Perhaps it's just due to their new look website giving much more info on the upcoming plays in Oran Mor's "A Play, A Pie & A Pint" season of lunchtime play, but it looks stronger than ever with works by Daniel Jackson, Gregory Burke and Simon Stephens. I didn't make it along to the first play of the season which started on Monday, but I hope to get along for as many as I can over the next few weeks.

At Tramway, we're hoping to get along to "Clutter Keeps Company" (also touring).

The Arches have cleverly turned a difficult situation into an opportunity and due to works taking place up above in Central Station they have decanted with a series of 'off-site' events. I'm not sure we'll manage to see any, but they include "Birds and Other Things I Am Afraid Of" (staged in a shed) and Andy Field's "Motor Vehicle Sundown".

In Edinburgh, the Lyceum's production of "The Beauty Queen of Leenane" (also by Martin McDonagh) is on our list but the rest of their programme hasn't grabbed us. Similarly the Traverse programme hasn't anything that absolutely screamed "must see" at us, but we'll try to get along to "What We Know" (part of the Traverse Too scheme that brought us "Midsummer") and "Any Given Day". They also have a selection of plays transferring from Oran Mor in a lunchtime slot. Full details of the extensive Traverse programme in their Spring Brochure.

Staying in Edinburgh, site specific specialists Grid Iron are collaborating with Lung Ha's Theatre Company for a look at genetic engineering in promenade piece "Huxley's Lab". This is a short runs and tickets will go quickly - if you think this will be of interest don't waste any time in booking.

Up at Dundee Rep, "Equus" doesn't really appeal but we'll be looking to make the trip to see their version of "Sweeney Todd". I would have been keen to see "Proof" at Perth Theatre but having seen the film version fairly recently it would lack the sense of a story unfolding.

We really don't 'get' the idea behind the National Theatre of Scotland's "Wall of Death: A Way of Life" (at Glasgow's SECC, Aberdeen ECC & Edinburgh's Royal Highland Centre) at the moment so we'll wait until the reviews come out for that one. Later in the year they bring us their version of "Peter Pan" which tours Glasgow, Edinburgh, Inverness, Aberdeen and London, which we do hope to see somewhere.

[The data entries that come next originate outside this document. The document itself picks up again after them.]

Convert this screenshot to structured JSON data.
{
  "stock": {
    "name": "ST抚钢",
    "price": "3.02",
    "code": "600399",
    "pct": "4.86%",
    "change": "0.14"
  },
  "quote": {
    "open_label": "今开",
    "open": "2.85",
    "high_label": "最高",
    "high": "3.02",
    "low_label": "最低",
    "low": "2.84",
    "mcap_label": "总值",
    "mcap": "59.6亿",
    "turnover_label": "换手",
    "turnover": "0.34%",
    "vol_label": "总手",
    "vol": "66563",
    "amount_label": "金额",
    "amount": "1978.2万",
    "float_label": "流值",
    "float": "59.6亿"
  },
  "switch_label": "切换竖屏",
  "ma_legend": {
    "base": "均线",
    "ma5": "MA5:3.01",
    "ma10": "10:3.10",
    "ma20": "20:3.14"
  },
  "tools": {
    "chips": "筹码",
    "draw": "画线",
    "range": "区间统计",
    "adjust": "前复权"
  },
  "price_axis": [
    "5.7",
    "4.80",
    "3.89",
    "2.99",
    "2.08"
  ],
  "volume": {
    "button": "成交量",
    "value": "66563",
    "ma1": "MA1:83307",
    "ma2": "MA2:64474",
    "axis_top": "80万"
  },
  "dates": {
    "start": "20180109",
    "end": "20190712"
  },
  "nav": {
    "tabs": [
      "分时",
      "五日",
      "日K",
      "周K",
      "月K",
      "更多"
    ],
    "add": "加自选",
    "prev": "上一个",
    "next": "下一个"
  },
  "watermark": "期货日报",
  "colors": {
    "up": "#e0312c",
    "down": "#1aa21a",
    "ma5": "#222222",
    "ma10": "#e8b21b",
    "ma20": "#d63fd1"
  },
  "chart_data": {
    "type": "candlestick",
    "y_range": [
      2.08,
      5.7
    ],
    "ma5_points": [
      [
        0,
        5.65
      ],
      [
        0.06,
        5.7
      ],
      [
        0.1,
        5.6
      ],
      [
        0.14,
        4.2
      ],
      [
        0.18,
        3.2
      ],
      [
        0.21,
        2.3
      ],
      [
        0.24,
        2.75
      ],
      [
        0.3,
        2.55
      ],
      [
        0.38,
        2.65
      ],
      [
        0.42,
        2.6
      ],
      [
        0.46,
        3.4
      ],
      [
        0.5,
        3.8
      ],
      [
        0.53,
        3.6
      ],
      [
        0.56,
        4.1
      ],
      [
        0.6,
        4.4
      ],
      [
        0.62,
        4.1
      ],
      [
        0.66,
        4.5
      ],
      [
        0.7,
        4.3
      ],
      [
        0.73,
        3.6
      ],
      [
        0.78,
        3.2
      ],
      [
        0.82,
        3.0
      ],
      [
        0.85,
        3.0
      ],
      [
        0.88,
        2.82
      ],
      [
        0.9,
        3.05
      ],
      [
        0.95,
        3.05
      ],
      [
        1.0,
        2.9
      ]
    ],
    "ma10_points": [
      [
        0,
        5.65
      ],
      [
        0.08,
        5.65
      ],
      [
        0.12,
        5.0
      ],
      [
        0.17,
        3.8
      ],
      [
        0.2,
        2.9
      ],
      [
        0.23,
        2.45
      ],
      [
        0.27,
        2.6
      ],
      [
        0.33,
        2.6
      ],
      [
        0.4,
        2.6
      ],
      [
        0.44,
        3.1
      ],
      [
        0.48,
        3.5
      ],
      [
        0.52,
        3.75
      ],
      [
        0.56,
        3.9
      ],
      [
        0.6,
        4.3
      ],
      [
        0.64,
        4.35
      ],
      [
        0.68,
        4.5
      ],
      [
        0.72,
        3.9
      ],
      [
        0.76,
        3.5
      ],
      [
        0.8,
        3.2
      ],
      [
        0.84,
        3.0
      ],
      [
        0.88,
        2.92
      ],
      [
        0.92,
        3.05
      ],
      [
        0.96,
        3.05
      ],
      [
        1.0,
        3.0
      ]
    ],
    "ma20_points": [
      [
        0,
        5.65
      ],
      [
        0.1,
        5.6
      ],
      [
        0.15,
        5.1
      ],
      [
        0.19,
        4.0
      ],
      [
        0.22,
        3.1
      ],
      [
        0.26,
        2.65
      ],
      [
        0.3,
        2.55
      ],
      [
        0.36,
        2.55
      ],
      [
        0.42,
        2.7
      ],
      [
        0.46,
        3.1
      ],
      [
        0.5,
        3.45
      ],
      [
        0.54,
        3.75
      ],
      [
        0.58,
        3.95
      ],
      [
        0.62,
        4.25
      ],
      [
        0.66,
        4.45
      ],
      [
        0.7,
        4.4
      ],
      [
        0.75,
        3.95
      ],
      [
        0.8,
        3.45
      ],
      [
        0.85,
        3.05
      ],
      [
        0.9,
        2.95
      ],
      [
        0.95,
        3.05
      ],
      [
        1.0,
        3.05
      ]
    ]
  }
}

Rapture are a company we have a huge amount of time for, and they always seem to be able to attract impressive casts, but I have to admit my heart sank when I heard their next show was to be "Hamlet". Even set in the Glasgow underworld I think I'd normally give it a miss, but Rapture have earned our trust over the years so we'll be fitting this in somewhere (it's currently running in Greenwich and then touring throughout Scotland).

And a mention also for a show I've heard enough about to be intrigued by - "Say You Love Me" from Punch Productions. A colleague is involved so I don't know if we'll comment on it here, but it sounds a little different.

And looking much further ahead, we've already booked for "Aladdin" at the Clyde Auditorium in December - the involvement of John Barrowman was enough to overcome our general dislike of panto.

As always, do let us know if there's anything else we should be seeing...